RECORDED DATA Start Marker

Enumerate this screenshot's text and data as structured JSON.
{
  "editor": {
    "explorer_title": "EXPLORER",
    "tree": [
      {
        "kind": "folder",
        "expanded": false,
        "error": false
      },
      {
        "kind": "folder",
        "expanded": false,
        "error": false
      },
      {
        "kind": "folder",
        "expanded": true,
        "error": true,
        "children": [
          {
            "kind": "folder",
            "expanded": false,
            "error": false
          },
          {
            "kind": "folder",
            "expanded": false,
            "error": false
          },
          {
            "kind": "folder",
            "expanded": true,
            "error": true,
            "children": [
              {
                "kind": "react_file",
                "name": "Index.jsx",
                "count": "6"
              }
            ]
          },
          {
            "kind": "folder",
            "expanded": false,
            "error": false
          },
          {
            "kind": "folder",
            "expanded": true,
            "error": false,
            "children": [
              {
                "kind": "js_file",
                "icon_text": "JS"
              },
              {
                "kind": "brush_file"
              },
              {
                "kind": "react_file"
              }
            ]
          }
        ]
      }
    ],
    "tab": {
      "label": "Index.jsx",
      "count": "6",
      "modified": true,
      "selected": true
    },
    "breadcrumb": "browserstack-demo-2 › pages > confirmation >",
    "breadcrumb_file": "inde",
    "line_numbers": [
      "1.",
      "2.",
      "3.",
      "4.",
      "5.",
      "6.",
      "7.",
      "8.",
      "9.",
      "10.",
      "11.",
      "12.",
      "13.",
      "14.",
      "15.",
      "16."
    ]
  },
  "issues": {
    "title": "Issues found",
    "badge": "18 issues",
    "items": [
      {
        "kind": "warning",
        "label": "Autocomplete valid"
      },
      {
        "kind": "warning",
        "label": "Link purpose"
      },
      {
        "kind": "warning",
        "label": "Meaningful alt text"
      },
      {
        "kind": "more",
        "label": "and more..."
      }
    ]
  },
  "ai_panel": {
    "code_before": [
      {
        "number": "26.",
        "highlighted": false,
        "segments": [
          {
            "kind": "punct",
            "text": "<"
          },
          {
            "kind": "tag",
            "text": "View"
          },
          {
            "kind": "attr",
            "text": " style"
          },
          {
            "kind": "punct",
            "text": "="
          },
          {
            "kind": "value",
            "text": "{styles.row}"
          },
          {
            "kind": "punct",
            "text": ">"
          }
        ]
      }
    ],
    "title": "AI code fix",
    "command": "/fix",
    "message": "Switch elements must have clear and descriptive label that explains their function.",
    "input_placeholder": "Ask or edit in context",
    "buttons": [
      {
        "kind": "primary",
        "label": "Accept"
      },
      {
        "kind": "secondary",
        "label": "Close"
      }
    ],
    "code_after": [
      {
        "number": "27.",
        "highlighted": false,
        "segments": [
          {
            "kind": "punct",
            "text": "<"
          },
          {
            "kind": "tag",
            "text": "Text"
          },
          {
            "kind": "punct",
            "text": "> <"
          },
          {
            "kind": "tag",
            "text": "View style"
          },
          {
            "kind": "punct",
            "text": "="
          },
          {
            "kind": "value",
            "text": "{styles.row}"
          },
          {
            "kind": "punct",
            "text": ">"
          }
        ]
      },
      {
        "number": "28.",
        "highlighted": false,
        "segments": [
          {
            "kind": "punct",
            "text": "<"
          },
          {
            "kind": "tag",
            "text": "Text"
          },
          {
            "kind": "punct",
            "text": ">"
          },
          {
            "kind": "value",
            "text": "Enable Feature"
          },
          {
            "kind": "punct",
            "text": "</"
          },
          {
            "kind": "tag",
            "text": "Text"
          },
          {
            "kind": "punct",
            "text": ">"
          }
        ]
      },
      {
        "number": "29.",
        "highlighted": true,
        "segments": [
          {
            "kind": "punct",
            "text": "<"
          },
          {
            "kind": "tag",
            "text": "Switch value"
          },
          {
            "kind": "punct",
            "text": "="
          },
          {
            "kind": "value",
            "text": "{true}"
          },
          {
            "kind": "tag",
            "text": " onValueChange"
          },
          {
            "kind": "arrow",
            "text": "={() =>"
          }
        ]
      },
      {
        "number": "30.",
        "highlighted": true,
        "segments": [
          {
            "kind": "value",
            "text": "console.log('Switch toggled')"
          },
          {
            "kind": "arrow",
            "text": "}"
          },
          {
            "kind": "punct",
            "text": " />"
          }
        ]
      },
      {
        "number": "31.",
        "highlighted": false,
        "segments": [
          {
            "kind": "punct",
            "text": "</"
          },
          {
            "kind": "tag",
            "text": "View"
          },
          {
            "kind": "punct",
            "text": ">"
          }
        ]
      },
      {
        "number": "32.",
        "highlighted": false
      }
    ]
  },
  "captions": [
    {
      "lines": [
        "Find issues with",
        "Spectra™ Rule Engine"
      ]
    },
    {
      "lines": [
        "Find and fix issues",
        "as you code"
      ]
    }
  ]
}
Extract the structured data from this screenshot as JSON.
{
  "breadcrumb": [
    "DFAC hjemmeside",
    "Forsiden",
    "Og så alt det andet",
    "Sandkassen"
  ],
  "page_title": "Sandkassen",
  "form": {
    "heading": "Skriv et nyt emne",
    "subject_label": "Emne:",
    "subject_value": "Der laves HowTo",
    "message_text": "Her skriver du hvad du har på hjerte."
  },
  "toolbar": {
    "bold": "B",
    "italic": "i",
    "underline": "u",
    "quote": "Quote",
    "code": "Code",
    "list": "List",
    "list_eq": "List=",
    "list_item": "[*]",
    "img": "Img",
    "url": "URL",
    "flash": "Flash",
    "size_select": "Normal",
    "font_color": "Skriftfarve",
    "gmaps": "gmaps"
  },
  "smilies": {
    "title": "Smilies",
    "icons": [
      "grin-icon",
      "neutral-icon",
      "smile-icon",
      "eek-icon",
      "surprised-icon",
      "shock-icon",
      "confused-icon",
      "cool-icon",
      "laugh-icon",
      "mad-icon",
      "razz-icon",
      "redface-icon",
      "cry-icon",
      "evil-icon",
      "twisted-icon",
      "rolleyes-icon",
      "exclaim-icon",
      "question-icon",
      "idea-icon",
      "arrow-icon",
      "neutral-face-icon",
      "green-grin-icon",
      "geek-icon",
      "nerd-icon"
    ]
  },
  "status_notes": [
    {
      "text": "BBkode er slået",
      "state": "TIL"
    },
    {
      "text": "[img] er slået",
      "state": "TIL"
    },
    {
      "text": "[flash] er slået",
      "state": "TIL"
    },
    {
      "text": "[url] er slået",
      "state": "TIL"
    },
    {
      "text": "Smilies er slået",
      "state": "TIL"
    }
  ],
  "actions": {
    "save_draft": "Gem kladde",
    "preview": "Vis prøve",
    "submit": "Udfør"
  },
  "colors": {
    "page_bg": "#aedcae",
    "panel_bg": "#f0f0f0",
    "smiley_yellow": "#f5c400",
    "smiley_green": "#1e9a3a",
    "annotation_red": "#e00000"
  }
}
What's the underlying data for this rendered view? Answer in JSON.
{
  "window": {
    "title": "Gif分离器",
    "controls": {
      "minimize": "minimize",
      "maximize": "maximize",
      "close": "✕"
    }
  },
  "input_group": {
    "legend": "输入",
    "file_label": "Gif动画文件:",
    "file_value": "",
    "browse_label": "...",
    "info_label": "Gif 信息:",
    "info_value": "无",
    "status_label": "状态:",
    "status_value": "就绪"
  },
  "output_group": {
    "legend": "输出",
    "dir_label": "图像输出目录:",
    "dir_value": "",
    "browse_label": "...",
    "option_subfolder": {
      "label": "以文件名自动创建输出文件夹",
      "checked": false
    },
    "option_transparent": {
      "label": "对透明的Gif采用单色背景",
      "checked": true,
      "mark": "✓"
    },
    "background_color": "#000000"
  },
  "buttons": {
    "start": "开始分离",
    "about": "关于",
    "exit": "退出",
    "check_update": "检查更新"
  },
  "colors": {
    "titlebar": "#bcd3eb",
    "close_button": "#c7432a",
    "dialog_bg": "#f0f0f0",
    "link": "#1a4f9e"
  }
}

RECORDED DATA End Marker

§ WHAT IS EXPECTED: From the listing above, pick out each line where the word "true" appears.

§ RESPONSE FOR THIS EXERCISE:
        "expanded": true,
        "error": true,
            "expanded": true,
            "error": true,
            "expanded": true,
      "modified": true,
      "selected": true
        "highlighted": true,
            "text": "{true}"
        "highlighted": true,
      "checked": true,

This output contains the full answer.